Exploring Dermatology Research: Elizabeth Otto

With a career in dermatology in mind, Elizabeth Otto set out last winter to find dermatology-related summer research opportunities in Northeast Ohio.

While exploring her options, Otto, now a second-year Northeast Ohio Medical University College of Medicine student, discovered the Murdough Family Center for Psoriasis and the many Case Western Reserve University professors and doctors associated with the center.

Getting hands-on experience

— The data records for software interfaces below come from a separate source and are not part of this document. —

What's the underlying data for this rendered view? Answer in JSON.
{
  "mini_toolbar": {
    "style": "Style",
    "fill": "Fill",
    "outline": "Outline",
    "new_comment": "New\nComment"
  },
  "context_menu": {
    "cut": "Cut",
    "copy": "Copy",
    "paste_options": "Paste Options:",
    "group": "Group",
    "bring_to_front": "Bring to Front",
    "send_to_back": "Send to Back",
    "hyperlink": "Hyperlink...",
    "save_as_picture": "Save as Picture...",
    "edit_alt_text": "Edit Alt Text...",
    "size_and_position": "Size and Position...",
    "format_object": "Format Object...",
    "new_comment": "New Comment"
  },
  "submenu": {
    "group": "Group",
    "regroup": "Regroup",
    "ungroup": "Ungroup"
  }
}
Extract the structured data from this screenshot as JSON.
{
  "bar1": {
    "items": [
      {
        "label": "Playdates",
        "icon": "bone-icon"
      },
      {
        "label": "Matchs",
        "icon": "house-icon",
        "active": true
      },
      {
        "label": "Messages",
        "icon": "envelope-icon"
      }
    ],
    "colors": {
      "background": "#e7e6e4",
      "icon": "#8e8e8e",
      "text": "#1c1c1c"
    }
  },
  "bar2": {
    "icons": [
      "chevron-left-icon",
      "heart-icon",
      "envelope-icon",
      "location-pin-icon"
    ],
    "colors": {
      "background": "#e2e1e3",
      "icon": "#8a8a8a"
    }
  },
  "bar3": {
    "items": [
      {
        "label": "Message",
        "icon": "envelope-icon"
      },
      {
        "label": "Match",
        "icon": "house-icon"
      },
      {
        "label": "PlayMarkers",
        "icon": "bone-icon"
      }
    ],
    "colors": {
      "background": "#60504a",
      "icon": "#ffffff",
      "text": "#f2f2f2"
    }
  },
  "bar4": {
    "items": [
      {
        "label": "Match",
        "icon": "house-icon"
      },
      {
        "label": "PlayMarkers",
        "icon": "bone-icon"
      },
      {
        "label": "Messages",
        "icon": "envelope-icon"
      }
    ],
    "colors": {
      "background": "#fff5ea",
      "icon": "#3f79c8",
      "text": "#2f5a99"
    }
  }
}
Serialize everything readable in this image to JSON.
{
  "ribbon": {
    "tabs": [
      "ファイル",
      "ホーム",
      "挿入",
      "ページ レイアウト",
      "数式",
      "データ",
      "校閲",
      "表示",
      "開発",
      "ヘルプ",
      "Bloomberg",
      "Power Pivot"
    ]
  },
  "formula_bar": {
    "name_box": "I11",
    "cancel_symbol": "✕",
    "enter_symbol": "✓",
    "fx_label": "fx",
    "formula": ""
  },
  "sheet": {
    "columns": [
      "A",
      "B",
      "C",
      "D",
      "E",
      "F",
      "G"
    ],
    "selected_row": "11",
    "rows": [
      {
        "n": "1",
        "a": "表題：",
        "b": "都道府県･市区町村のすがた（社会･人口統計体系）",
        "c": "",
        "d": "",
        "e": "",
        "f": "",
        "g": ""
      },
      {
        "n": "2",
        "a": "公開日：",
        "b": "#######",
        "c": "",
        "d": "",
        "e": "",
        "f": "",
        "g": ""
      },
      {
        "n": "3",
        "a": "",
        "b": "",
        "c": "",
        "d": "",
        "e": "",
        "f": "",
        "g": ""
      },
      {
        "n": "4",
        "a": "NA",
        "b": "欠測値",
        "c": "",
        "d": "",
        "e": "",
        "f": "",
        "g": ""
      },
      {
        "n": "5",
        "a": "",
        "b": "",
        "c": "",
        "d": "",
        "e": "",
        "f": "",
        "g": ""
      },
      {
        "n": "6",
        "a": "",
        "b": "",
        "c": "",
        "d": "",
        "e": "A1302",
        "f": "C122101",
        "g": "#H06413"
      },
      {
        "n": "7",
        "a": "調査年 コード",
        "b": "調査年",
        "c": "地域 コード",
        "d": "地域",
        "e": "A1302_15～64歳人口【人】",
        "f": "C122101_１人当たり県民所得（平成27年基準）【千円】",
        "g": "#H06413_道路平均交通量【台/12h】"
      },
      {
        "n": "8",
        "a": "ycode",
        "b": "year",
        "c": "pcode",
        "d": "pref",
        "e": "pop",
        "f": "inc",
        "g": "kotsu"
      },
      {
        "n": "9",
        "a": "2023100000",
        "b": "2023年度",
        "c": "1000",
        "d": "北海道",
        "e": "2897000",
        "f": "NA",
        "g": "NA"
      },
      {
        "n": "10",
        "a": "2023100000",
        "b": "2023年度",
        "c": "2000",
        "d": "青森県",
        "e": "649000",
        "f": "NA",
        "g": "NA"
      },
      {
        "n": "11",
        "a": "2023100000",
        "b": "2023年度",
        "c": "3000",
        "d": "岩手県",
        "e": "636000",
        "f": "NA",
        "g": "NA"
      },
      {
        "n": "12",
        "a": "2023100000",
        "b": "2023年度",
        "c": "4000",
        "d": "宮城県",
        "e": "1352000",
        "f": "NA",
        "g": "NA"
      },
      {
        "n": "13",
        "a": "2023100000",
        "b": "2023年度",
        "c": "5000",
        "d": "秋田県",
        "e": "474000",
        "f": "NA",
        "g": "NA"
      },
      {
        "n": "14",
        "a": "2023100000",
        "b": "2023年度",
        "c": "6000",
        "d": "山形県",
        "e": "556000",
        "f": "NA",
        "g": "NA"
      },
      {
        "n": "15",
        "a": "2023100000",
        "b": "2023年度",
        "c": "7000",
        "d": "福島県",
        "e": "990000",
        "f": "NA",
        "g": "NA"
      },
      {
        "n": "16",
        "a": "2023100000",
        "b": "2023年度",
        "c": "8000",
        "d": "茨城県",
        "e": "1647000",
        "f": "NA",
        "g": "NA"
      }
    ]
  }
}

Supported by a National Psoriasis Foundation Summer Student Research Grant, Otto has spent her summer conducting psoriasis-related research underneath Nicole Ward, Ph.D., a professor of dermatology and director of the Morphology Core of the Skin Diseases Center in the Department of Dermatology at Case Western Reserve University and University Hospitals Cleveland Center. Dr. Ward studies the co-morbidities surrounding psoriasis.

Otto explains that co-morbidities like psoriatic arthritis (also an autoimmune disease), depression and heart disease are often found in patients with psoriasis. Dr. Ward’s lab analyzes brain tissue to study the link between depression and psoriasis.

“It’s been really cool seeing what Dr. Ward’s lab has already done. The people there have been really great. I was a little bit nervous coming in that they would have super intense expectations about me, but every instance has been very educational,” Otto says.

Otto’s research with Dr. Ward looks at skin phenotypes that specifically relate to skin flakiness. Once she passes the preparation phase, Otto plans to look at slices of the skin under a microscope to see if the thickness of the skin is decreased by administration of a drug. She explains a distinct characteristic of the psoriasis phenotype is thick, flaky skin.

New insights

“I’ve gained such an appreciation for the preparation that it takes to do an experiment. I spent three or four weeks reading literature associated with the pathway I want to investigate. Then I had to come up with a way to feasibly test the results of the pathway that I was inhibiting. I also had to find appropriate protocols and order a lot of equipment in order to get ready to do the experiment,” says Otto.

Looking to the future

The investigator in Otto says that basic science research in the field of dermatology has been a great experience. Now she’s looking forward to exploring clinical research, too – both as a way to strengthen her residency application for this competitive field and to make her a better-educated physician overall.